== SOURCE MATERIAL ==

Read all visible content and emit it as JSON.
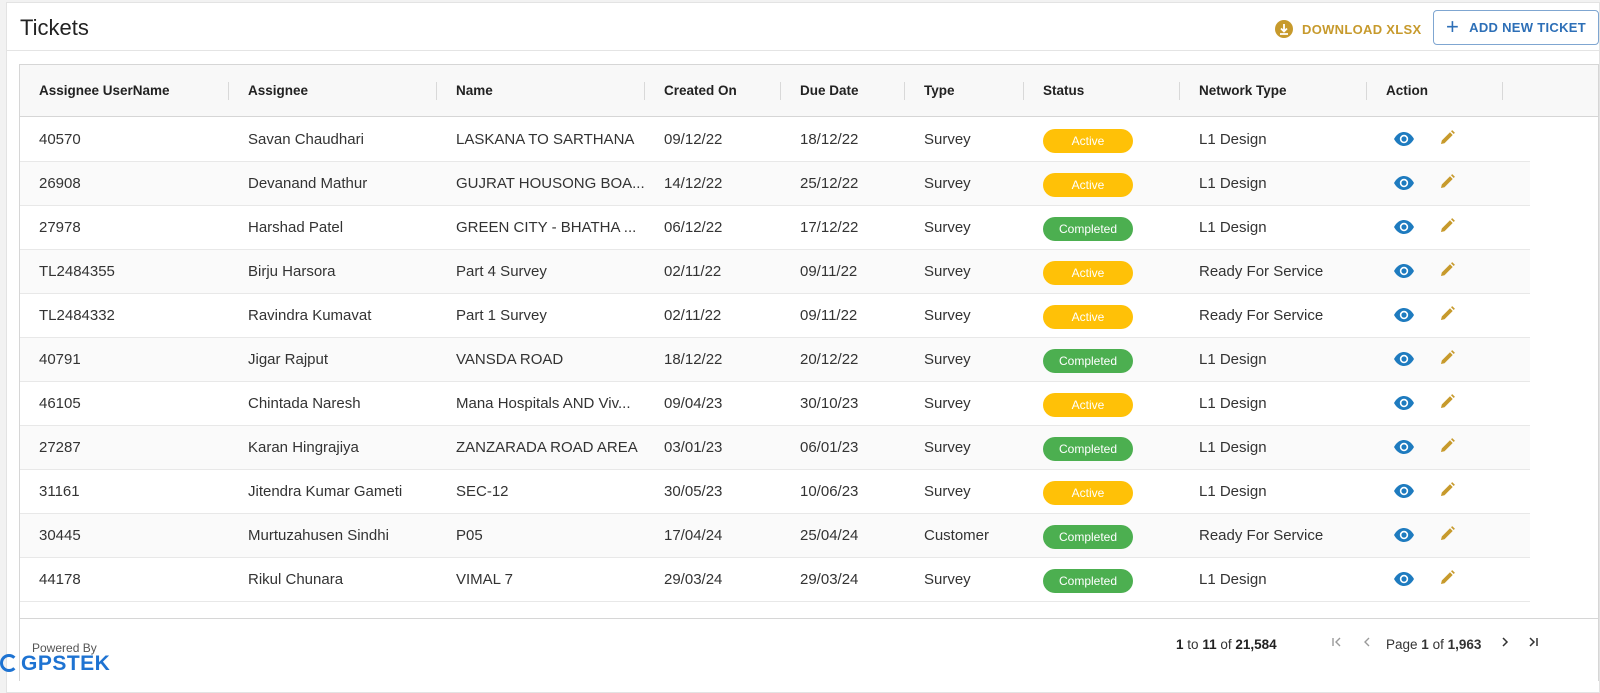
{
  "header": {
    "title": "Tickets",
    "download_label": "DOWNLOAD XLSX",
    "add_label": "ADD NEW TICKET"
  },
  "columns": [
    "Assignee UserName",
    "Assignee",
    "Name",
    "Created On",
    "Due Date",
    "Type",
    "Status",
    "Network Type",
    "Action"
  ],
  "rows": [
    {
      "username": "40570",
      "assignee": "Savan Chaudhari",
      "name": "LASKANA TO SARTHANA",
      "created": "09/12/22",
      "due": "18/12/22",
      "type": "Survey",
      "status": "Active",
      "network": "L1 Design"
    },
    {
      "username": "26908",
      "assignee": "Devanand Mathur",
      "name": "GUJRAT HOUSONG BOA...",
      "created": "14/12/22",
      "due": "25/12/22",
      "type": "Survey",
      "status": "Active",
      "network": "L1 Design"
    },
    {
      "username": "27978",
      "assignee": "Harshad Patel",
      "name": "GREEN CITY - BHATHA ...",
      "created": "06/12/22",
      "due": "17/12/22",
      "type": "Survey",
      "status": "Completed",
      "network": "L1 Design"
    },
    {
      "username": "TL2484355",
      "assignee": "Birju Harsora",
      "name": "Part 4 Survey",
      "created": "02/11/22",
      "due": "09/11/22",
      "type": "Survey",
      "status": "Active",
      "network": "Ready For Service"
    },
    {
      "username": "TL2484332",
      "assignee": "Ravindra Kumavat",
      "name": "Part 1 Survey",
      "created": "02/11/22",
      "due": "09/11/22",
      "type": "Survey",
      "status": "Active",
      "network": "Ready For Service"
    },
    {
      "username": "40791",
      "assignee": "Jigar Rajput",
      "name": "VANSDA ROAD",
      "created": "18/12/22",
      "due": "20/12/22",
      "type": "Survey",
      "status": "Completed",
      "network": "L1 Design"
    },
    {
      "username": "46105",
      "assignee": "Chintada Naresh",
      "name": "Mana Hospitals AND Viv...",
      "created": "09/04/23",
      "due": "30/10/23",
      "type": "Survey",
      "status": "Active",
      "network": "L1 Design"
    },
    {
      "username": "27287",
      "assignee": "Karan Hingrajiya",
      "name": "ZANZARADA ROAD AREA",
      "created": "03/01/23",
      "due": "06/01/23",
      "type": "Survey",
      "status": "Completed",
      "network": "L1 Design"
    },
    {
      "username": "31161",
      "assignee": "Jitendra Kumar Gameti",
      "name": "SEC-12",
      "created": "30/05/23",
      "due": "10/06/23",
      "type": "Survey",
      "status": "Active",
      "network": "L1 Design"
    },
    {
      "username": "30445",
      "assignee": "Murtuzahusen Sindhi",
      "name": "P05",
      "created": "17/04/24",
      "due": "25/04/24",
      "type": "Customer",
      "status": "Completed",
      "network": "Ready For Service"
    },
    {
      "username": "44178",
      "assignee": "Rikul Chunara",
      "name": "VIMAL 7",
      "created": "29/03/24",
      "due": "29/03/24",
      "type": "Survey",
      "status": "Completed",
      "network": "L1 Design"
    }
  ],
  "footer": {
    "powered_by": "Powered By",
    "logo_text": "GPSTEK",
    "range_from": "1",
    "range_to_word": "to",
    "range_to": "11",
    "of_word": "of",
    "total": "21,584",
    "page_word": "Page",
    "page_current": "1",
    "page_total": "1,963"
  },
  "colors": {
    "active": "#ffc107",
    "completed": "#4caf50",
    "download": "#c79a2c",
    "add": "#2d6fb7",
    "view_icon": "#1e7bbf",
    "edit_icon": "#c79a2c"
  },
  "icons": {
    "download": "download-icon",
    "add": "plus-icon",
    "view": "eye-icon",
    "edit": "pencil-icon",
    "first": "first-page-icon",
    "prev": "chevron-left-icon",
    "next": "chevron-right-icon",
    "last": "last-page-icon"
  }
}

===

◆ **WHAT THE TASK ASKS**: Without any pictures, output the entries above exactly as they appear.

◆ **TASK RESULT**:
Read all visible content and emit it as JSON.
{
  "header": {
    "title": "Tickets",
    "download_label": "DOWNLOAD XLSX",
    "add_label": "ADD NEW TICKET"
  },
  "columns": [
    "Assignee UserName",
    "Assignee",
    "Name",
    "Created On",
    "Due Date",
    "Type",
    "Status",
    "Network Type",
    "Action"
  ],
  "rows": [
    {
      "username": "40570",
      "assignee": "Savan Chaudhari",
      "name": "LASKANA TO SARTHANA",
      "created": "09/12/22",
      "due": "18/12/22",
      "type": "Survey",
      "status": "Active",
      "network": "L1 Design"
    },
    {
      "username": "26908",
      "assignee": "Devanand Mathur",
      "name": "GUJRAT HOUSONG BOA...",
      "created": "14/12/22",
      "due": "25/12/22",
      "type": "Survey",
      "status": "Active",
      "network": "L1 Design"
    },
    {
      "username": "27978",
      "assignee": "Harshad Patel",
      "name": "GREEN CITY - BHATHA ...",
      "created": "06/12/22",
      "due": "17/12/22",
      "type": "Survey",
      "status": "Completed",
      "network": "L1 Design"
    },
    {
      "username": "TL2484355",
      "assignee": "Birju Harsora",
      "name": "Part 4 Survey",
      "created": "02/11/22",
      "due": "09/11/22",
      "type": "Survey",
      "status": "Active",
      "network": "Ready For Service"
    },
    {
      "username": "TL2484332",
      "assignee": "Ravindra Kumavat",
      "name": "Part 1 Survey",
      "created": "02/11/22",
      "due": "09/11/22",
      "type": "Survey",
      "status": "Active",
      "network": "Ready For Service"
    },
    {
      "username": "40791",
      "assignee": "Jigar Rajput",
      "name": "VANSDA ROAD",
      "created": "18/12/22",
      "due": "20/12/22",
      "type": "Survey",
      "status": "Completed",
      "network": "L1 Design"
    },
    {
      "username": "46105",
      "assignee": "Chintada Naresh",
      "name": "Mana Hospitals AND Viv...",
      "created": "09/04/23",
      "due": "30/10/23",
      "type": "Survey",
      "status": "Active",
      "network": "L1 Design"
    },
    {
      "username": "27287",
      "assignee": "Karan Hingrajiya",
      "name": "ZANZARADA ROAD AREA",
      "created": "03/01/23",
      "due": "06/01/23",
      "type": "Survey",
      "status": "Completed",
      "network": "L1 Design"
    },
    {
      "username": "31161",
      "assignee": "Jitendra Kumar Gameti",
      "name": "SEC-12",
      "created": "30/05/23",
      "due": "10/06/23",
      "type": "Survey",
      "status": "Active",
      "network": "L1 Design"
    },
    {
      "username": "30445",
      "assignee": "Murtuzahusen Sindhi",
      "name": "P05",
      "created": "17/04/24",
      "due": "25/04/24",
      "type": "Customer",
      "status": "Completed",
      "network": "Ready For Service"
    },
    {
      "username": "44178",
      "assignee": "Rikul Chunara",
      "name": "VIMAL 7",
      "created": "29/03/24",
      "due": "29/03/24",
      "type": "Survey",
      "status": "Completed",
      "network": "L1 Design"
    }
  ],
  "footer": {
    "powered_by": "Powered By",
    "logo_text": "GPSTEK",
    "range_from": "1",
    "range_to_word": "to",
    "range_to": "11",
    "of_word": "of",
    "total": "21,584",
    "page_word": "Page",
    "page_current": "1",
    "page_total": "1,963"
  },
  "colors": {
    "active": "#ffc107",
    "completed": "#4caf50",
    "download": "#c79a2c",
    "add": "#2d6fb7",
    "view_icon": "#1e7bbf",
    "edit_icon": "#c79a2c"
  },
  "icons": {
    "download": "download-icon",
    "add": "plus-icon",
    "view": "eye-icon",
    "edit": "pencil-icon",
    "first": "first-page-icon",
    "prev": "chevron-left-icon",
    "next": "chevron-right-icon",
    "last": "last-page-icon"
  }
}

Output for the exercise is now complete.